Atrophic Extraocular Muscles frequently found in Myasthenia Gravis Patient with Ocular Manifestations
Myasthenia gravis (MG) is an autoimmune disorder of the neuromuscular junction, frequently mediated by anti-acetylcholine receptor antibodies (anti-AChR-Ab) and anti-muscle-specific tyrosine kinase antibodies (anti-MuSK-Ab). The diagnosis is usually based on clinical symptoms and signs. Common symptoms are fluctuation of double vision, drooping eyelids, limb weakness, and difficulties with speech, swallowing, and breathing.
Establishing a diagnosis can be challenging in treatment-resistant patients. It would be helpful if there is an additional test for clinical judgement. Magnetic resonance imaging (MRI) enables noninvasive visualization of muscles and extraocular muscles (EOMs). It is increasingly being used in the evaluation of muscle disorders.
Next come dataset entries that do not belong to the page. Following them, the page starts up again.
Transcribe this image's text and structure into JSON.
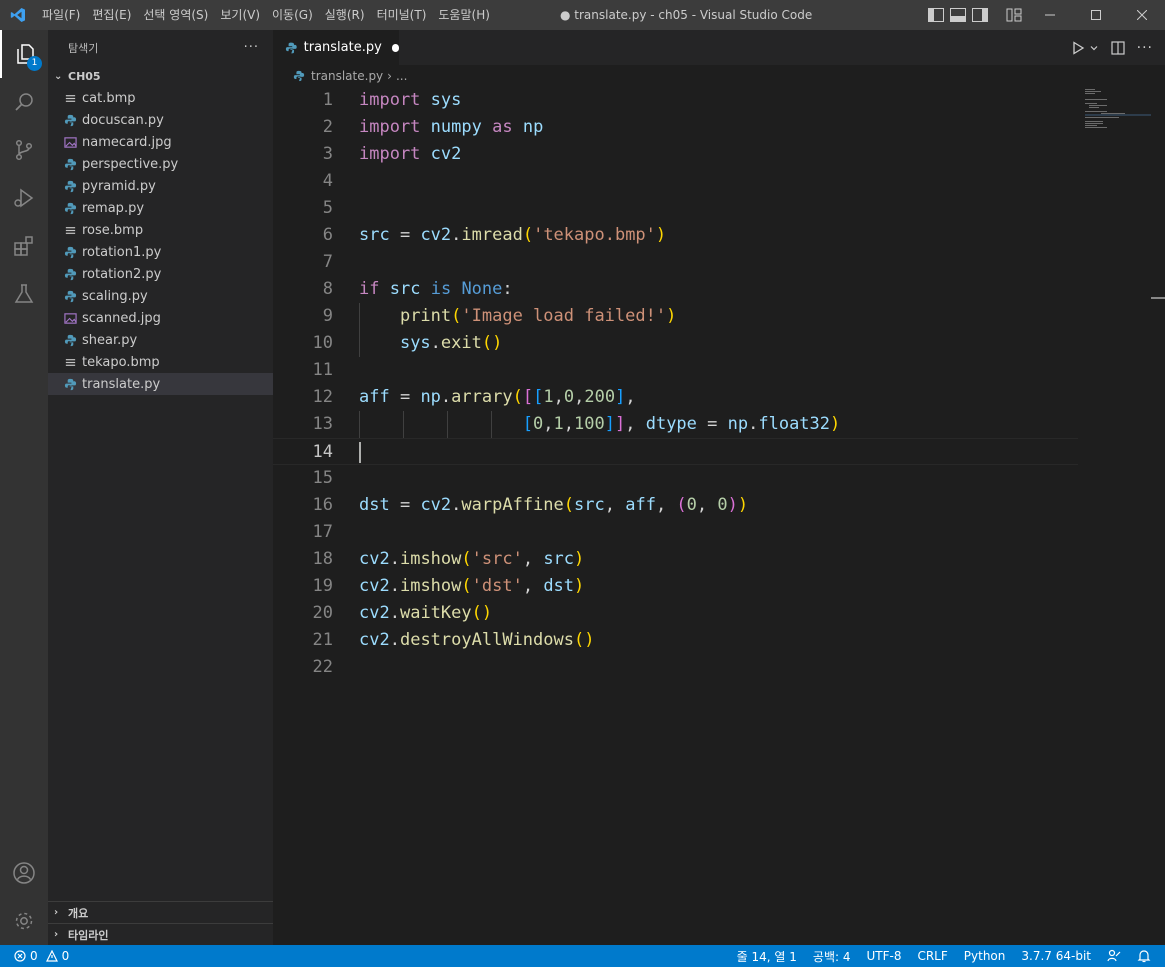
{
  "titlebar": {
    "menus": [
      "파일(F)",
      "편집(E)",
      "선택 영역(S)",
      "보기(V)",
      "이동(G)",
      "실행(R)",
      "터미널(T)",
      "도움말(H)"
    ],
    "window_title": "● translate.py - ch05 - Visual Studio Code"
  },
  "activity": {
    "explorer_badge": "1"
  },
  "sidebar": {
    "title": "탐색기",
    "more": "···",
    "folder": "CH05",
    "files": [
      {
        "name": "cat.bmp",
        "type": "image-bmp"
      },
      {
        "name": "docuscan.py",
        "type": "python"
      },
      {
        "name": "namecard.jpg",
        "type": "image"
      },
      {
        "name": "perspective.py",
        "type": "python"
      },
      {
        "name": "pyramid.py",
        "type": "python"
      },
      {
        "name": "remap.py",
        "type": "python"
      },
      {
        "name": "rose.bmp",
        "type": "image-bmp"
      },
      {
        "name": "rotation1.py",
        "type": "python"
      },
      {
        "name": "rotation2.py",
        "type": "python"
      },
      {
        "name": "scaling.py",
        "type": "python"
      },
      {
        "name": "scanned.jpg",
        "type": "image"
      },
      {
        "name": "shear.py",
        "type": "python"
      },
      {
        "name": "tekapo.bmp",
        "type": "image-bmp"
      },
      {
        "name": "translate.py",
        "type": "python",
        "selected": true
      }
    ],
    "outline_label": "개요",
    "timeline_label": "타임라인"
  },
  "editor": {
    "tab_label": "translate.py",
    "breadcrumb_file": "translate.py",
    "breadcrumb_more": "...",
    "line_numbers": [
      "1",
      "2",
      "3",
      "4",
      "5",
      "6",
      "7",
      "8",
      "9",
      "10",
      "11",
      "12",
      "13",
      "14",
      "15",
      "16",
      "17",
      "18",
      "19",
      "20",
      "21",
      "22"
    ],
    "current_line": 14
  },
  "statusbar": {
    "errors": "0",
    "warnings": "0",
    "position": "줄 14, 열 1",
    "spaces": "공백: 4",
    "encoding": "UTF-8",
    "eol": "CRLF",
    "language": "Python",
    "interpreter": "3.7.7 64-bit"
  },
  "colors": {
    "accent": "#007acc",
    "keyword": "#c586c0",
    "function": "#dcdcaa",
    "variable": "#9cdcfe",
    "string": "#ce9178",
    "number": "#b5cea8",
    "constant": "#569cd6"
  }
}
Besides, EOMs are commonly affected in MG. The goal of this study done by Lueangaram et al was to analyze the radiological patterns of the EOMs in MG cases with ocular manifestations.
This retrospective case–control study included all MG cases with ocular manifestations, who attended a neuro-ophthalmology clinic at a university hospital, Bangkok, from April 2009 to June 2018. They experienced double vision and ophthalmoplegia. Control participants had normal eye movements. Orbital scans were thoroughly reviewed. Authors measured muscle thickness (MT) of the superior rectus, inferior rectus, medial rectus and lateral rectus muscles in both eyes using magnetic resonance imaging or computed tomography scan. The sum of the muscle thickness at all sites was calculated (MTsum). MRI signal intensities of the EOMs were also recorded.
Twenty MG cases and 20 controls were included in the study. The mean MTsum was 23.7 (standard deviation 4.8) mm in the MG group and 32.6 (3.5) mm in the controls. There were statistically significant differences between the two groups with respect to the mean MT and mean MTsum (p <0.001). In the MG group, there was a negative correlation between the MTsum and disease duration (p= 0.03). By using coronal T2-weighted orbital MRI with fat suppression (T2W/FS), the most frequent finding was isointensity with central hypointensity of the EOMs in the MG group.
This study demonstrated EOM atrophy in the acute and chronic MG cases, being more pronounced in patients with long disease duration. Additionally, the EOM thickness in patients treated with prednisolone did not significantly differ from those without the treatment.
The findings indicate fat replacement in the EOMs in the early phase of the disease. Moreover, muscle atrophy also extends beyond the EOMs. There was MRI evidence of early muscle atrophy in anti-AChR-Ab MG in the posterior cervical, paraspinal, sternocleidomastoid, and masseter muscles.
A study of an anti-AChR-Ab-positive patient showed fibrosis in the SR, which corresponded with EOM atrophy in the orbital MRIs. Although fibrosis is a pathological feature of chronic inflammation, study observed atrophic muscles in some acute cases.
A limitation of this study was a possible selection bias that only patients with available scans were included. This limits the generalizability of the study results. Further cohort studies are required to address this issue.
Atrophic EOMs and isointensity with central hypointensity of the muscles on T2W/FS were frequently found in the MG group. EOM atrophy was found in the early course of the disease and becoming more prominent in chronic cases. These findings highlight the importance of muscle involvement in MG and may be helpful for clinical decision-making.
Source: Lueangaram et al; Clinical Ophthalmology 2021:15